## DESCRIPTION OF THE TASK
Each line of the data below containing "main" needs to be listed.

(Extracted records)
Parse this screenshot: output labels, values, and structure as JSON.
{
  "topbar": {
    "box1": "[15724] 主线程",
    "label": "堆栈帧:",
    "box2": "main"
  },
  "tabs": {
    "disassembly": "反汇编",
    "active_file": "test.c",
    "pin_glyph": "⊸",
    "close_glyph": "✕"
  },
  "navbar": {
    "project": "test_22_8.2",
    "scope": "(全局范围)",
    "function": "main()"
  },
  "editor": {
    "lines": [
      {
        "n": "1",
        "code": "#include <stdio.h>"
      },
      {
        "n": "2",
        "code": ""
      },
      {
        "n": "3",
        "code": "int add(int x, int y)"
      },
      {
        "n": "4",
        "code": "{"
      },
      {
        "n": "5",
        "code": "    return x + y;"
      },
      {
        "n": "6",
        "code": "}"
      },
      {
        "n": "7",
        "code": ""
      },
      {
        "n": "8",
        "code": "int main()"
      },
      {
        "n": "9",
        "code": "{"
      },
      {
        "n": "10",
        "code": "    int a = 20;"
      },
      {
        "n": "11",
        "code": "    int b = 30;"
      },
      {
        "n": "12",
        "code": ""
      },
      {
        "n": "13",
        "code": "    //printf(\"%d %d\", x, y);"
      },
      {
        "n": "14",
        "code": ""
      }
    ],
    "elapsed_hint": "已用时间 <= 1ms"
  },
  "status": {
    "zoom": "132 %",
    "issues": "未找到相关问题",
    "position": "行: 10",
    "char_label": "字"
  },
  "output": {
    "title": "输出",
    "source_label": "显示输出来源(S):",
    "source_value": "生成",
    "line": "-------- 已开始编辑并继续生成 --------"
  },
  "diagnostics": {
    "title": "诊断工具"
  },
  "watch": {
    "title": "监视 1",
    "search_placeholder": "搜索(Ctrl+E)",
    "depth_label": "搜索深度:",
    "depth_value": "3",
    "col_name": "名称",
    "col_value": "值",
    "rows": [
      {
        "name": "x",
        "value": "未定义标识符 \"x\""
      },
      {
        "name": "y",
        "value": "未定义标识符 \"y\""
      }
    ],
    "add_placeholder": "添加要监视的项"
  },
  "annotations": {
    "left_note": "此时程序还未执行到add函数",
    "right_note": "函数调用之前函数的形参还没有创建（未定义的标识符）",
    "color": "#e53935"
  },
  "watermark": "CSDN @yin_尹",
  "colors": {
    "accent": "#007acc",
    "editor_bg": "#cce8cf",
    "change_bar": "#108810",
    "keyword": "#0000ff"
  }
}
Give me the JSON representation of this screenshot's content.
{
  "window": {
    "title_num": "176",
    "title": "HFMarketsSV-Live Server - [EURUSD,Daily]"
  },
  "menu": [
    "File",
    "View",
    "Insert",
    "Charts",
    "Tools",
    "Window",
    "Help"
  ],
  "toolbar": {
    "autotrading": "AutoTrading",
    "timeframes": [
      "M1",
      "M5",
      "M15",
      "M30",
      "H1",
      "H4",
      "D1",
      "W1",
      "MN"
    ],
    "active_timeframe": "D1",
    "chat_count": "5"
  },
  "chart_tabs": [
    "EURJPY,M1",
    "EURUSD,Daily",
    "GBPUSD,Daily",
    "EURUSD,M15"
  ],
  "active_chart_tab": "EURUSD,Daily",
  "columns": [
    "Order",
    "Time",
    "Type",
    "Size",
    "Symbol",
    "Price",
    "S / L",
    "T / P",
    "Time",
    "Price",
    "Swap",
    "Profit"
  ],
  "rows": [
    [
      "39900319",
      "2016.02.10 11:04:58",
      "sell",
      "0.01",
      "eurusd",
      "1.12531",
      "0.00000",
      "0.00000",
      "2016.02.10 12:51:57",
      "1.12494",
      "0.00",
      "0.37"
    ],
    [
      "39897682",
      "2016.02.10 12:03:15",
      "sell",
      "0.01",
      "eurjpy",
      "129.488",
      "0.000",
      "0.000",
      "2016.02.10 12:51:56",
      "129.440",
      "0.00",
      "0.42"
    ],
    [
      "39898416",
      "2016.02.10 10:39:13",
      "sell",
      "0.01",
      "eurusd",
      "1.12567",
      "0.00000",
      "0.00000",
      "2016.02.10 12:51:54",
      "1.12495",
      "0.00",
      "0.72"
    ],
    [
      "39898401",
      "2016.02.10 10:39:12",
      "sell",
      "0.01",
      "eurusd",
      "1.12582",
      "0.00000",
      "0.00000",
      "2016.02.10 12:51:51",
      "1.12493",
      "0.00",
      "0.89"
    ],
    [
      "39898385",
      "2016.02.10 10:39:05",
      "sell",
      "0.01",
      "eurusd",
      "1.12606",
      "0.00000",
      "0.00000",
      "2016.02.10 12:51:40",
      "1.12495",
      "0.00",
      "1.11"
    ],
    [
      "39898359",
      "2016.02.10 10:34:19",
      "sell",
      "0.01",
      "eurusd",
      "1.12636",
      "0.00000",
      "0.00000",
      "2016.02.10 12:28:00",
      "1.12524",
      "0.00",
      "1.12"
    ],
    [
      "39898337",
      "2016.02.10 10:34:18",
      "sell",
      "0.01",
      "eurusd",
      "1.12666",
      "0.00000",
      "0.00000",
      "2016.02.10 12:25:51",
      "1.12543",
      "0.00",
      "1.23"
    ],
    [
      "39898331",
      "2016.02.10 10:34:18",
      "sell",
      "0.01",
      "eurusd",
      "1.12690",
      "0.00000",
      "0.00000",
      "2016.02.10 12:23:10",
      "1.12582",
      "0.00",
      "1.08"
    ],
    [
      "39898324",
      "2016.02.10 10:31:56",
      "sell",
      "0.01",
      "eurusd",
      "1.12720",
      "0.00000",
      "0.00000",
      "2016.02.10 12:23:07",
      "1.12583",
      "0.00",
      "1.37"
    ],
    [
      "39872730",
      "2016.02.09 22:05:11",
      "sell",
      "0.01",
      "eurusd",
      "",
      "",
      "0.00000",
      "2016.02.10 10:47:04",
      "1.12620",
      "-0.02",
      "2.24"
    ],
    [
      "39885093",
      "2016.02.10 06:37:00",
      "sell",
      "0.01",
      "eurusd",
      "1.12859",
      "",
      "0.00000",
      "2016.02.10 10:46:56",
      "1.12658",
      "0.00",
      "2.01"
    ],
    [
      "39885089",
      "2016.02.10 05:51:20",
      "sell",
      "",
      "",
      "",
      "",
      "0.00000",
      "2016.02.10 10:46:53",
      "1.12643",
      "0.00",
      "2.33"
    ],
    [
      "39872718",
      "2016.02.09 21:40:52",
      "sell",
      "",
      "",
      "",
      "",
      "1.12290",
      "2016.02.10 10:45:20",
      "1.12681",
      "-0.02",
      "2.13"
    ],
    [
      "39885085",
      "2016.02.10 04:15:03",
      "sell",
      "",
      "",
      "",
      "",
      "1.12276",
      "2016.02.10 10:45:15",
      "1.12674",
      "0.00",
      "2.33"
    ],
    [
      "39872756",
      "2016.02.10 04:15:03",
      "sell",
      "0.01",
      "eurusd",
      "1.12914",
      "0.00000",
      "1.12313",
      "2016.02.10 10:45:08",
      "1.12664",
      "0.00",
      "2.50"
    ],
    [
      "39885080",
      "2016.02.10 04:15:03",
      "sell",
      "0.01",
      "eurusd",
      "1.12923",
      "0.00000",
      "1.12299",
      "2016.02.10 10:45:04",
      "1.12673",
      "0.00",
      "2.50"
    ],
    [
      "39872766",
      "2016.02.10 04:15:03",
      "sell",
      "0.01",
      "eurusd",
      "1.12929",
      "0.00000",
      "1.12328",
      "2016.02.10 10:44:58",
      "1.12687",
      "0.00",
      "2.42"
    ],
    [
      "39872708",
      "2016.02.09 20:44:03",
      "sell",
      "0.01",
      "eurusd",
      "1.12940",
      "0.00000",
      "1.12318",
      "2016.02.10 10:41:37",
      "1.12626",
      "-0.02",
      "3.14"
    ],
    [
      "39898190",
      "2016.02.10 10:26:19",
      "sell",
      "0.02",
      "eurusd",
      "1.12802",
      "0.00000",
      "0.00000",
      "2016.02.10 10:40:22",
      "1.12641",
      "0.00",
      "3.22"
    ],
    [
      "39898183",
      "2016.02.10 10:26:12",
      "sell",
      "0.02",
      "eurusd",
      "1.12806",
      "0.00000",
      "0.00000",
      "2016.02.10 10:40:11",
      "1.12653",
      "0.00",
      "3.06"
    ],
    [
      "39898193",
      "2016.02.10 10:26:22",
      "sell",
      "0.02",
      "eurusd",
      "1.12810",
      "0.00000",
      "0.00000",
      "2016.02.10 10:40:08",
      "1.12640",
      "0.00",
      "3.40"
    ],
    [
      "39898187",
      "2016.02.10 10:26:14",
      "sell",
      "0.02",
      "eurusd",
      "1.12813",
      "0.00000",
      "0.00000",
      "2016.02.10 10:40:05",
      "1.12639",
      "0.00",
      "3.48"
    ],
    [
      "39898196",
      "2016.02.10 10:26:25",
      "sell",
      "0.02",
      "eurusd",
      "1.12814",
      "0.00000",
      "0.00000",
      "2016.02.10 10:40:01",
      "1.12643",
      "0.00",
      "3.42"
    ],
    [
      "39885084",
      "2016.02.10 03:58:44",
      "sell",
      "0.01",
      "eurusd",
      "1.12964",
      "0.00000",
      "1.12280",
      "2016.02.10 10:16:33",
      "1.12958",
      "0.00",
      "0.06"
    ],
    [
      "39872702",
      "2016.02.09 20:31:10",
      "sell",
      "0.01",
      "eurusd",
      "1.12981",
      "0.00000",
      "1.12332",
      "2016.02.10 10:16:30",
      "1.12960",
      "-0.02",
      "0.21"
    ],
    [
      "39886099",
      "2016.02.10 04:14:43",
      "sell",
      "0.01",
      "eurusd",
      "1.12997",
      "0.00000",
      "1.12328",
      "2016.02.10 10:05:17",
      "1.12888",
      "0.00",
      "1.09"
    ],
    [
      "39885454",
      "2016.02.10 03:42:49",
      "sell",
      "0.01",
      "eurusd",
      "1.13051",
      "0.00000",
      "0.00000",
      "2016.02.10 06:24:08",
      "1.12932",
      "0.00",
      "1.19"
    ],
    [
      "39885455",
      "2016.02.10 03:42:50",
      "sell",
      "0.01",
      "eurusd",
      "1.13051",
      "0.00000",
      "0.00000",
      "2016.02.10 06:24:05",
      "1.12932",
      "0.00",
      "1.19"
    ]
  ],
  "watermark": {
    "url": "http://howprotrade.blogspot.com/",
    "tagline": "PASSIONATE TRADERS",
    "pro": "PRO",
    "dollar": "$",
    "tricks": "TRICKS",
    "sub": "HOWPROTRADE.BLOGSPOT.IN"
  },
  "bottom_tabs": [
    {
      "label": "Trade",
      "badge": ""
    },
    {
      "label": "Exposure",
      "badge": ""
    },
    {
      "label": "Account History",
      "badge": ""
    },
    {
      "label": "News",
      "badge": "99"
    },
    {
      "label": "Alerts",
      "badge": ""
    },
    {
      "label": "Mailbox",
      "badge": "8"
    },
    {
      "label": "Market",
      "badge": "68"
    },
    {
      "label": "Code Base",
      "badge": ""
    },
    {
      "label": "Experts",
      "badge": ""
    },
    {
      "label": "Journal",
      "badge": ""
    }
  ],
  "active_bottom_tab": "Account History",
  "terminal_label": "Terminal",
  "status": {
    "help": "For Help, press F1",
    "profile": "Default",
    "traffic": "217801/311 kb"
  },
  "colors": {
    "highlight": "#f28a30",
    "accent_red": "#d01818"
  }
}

## WORKED SOLUTION
    "box2": "main"
    "function": "main()"
        "code": "int main()"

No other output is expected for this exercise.